[Exercise data Boundary: Start]

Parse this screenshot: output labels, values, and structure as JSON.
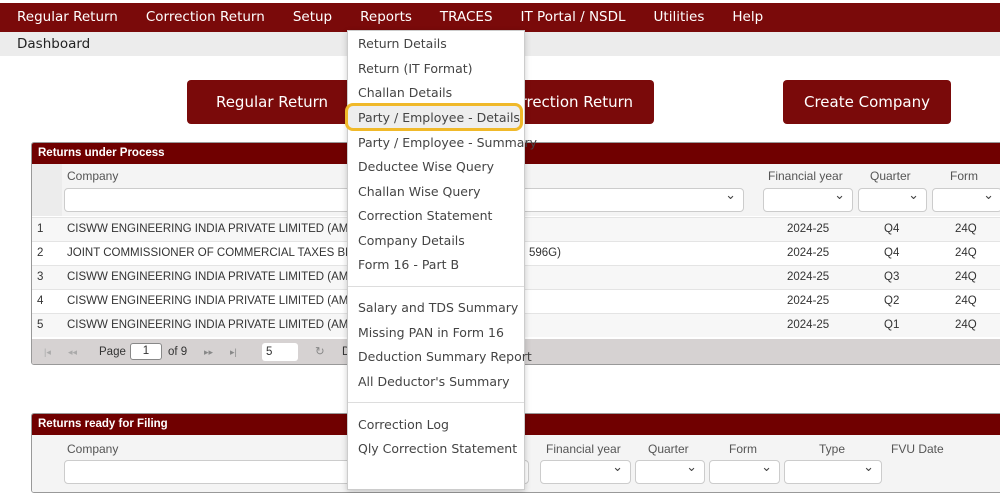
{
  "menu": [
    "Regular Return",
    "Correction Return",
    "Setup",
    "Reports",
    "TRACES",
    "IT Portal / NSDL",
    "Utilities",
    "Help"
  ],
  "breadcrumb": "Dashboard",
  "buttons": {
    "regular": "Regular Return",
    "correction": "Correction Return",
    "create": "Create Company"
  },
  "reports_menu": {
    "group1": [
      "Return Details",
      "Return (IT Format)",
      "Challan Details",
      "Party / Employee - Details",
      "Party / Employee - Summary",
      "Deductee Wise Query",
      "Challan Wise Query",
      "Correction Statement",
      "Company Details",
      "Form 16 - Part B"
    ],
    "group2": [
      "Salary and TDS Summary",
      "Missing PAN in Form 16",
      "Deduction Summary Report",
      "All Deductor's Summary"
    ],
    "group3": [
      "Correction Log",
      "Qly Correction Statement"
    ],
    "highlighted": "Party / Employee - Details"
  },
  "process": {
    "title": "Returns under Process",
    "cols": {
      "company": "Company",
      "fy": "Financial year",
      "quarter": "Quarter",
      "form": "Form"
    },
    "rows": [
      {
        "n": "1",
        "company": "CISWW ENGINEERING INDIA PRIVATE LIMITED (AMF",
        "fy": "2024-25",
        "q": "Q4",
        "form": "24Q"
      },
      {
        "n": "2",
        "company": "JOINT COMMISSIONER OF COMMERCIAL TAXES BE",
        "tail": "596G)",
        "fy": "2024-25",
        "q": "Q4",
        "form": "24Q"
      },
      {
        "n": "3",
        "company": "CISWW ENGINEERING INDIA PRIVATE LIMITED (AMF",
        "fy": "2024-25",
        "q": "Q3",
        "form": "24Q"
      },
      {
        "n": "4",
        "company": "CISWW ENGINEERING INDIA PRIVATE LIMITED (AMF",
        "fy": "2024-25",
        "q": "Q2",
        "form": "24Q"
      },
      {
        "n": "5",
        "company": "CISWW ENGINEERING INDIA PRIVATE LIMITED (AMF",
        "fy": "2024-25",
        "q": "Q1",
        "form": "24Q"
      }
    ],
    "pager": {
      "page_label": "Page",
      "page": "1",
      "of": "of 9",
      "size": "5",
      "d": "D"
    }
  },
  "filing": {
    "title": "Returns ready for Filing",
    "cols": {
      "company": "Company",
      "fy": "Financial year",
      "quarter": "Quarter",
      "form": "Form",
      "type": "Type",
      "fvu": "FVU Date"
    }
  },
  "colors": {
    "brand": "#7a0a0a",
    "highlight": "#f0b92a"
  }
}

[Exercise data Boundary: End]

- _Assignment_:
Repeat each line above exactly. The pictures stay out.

- _Exercise response_:
Parse this screenshot: output labels, values, and structure as JSON.
{
  "menu": [
    "Regular Return",
    "Correction Return",
    "Setup",
    "Reports",
    "TRACES",
    "IT Portal / NSDL",
    "Utilities",
    "Help"
  ],
  "breadcrumb": "Dashboard",
  "buttons": {
    "regular": "Regular Return",
    "correction": "Correction Return",
    "create": "Create Company"
  },
  "reports_menu": {
    "group1": [
      "Return Details",
      "Return (IT Format)",
      "Challan Details",
      "Party / Employee - Details",
      "Party / Employee - Summary",
      "Deductee Wise Query",
      "Challan Wise Query",
      "Correction Statement",
      "Company Details",
      "Form 16 - Part B"
    ],
    "group2": [
      "Salary and TDS Summary",
      "Missing PAN in Form 16",
      "Deduction Summary Report",
      "All Deductor's Summary"
    ],
    "group3": [
      "Correction Log",
      "Qly Correction Statement"
    ],
    "highlighted": "Party / Employee - Details"
  },
  "process": {
    "title": "Returns under Process",
    "cols": {
      "company": "Company",
      "fy": "Financial year",
      "quarter": "Quarter",
      "form": "Form"
    },
    "rows": [
      {
        "n": "1",
        "company": "CISWW ENGINEERING INDIA PRIVATE LIMITED (AMF",
        "fy": "2024-25",
        "q": "Q4",
        "form": "24Q"
      },
      {
        "n": "2",
        "company": "JOINT COMMISSIONER OF COMMERCIAL TAXES BE",
        "tail": "596G)",
        "fy": "2024-25",
        "q": "Q4",
        "form": "24Q"
      },
      {
        "n": "3",
        "company": "CISWW ENGINEERING INDIA PRIVATE LIMITED (AMF",
        "fy": "2024-25",
        "q": "Q3",
        "form": "24Q"
      },
      {
        "n": "4",
        "company": "CISWW ENGINEERING INDIA PRIVATE LIMITED (AMF",
        "fy": "2024-25",
        "q": "Q2",
        "form": "24Q"
      },
      {
        "n": "5",
        "company": "CISWW ENGINEERING INDIA PRIVATE LIMITED (AMF",
        "fy": "2024-25",
        "q": "Q1",
        "form": "24Q"
      }
    ],
    "pager": {
      "page_label": "Page",
      "page": "1",
      "of": "of 9",
      "size": "5",
      "d": "D"
    }
  },
  "filing": {
    "title": "Returns ready for Filing",
    "cols": {
      "company": "Company",
      "fy": "Financial year",
      "quarter": "Quarter",
      "form": "Form",
      "type": "Type",
      "fvu": "FVU Date"
    }
  },
  "colors": {
    "brand": "#7a0a0a",
    "highlight": "#f0b92a"
  }
}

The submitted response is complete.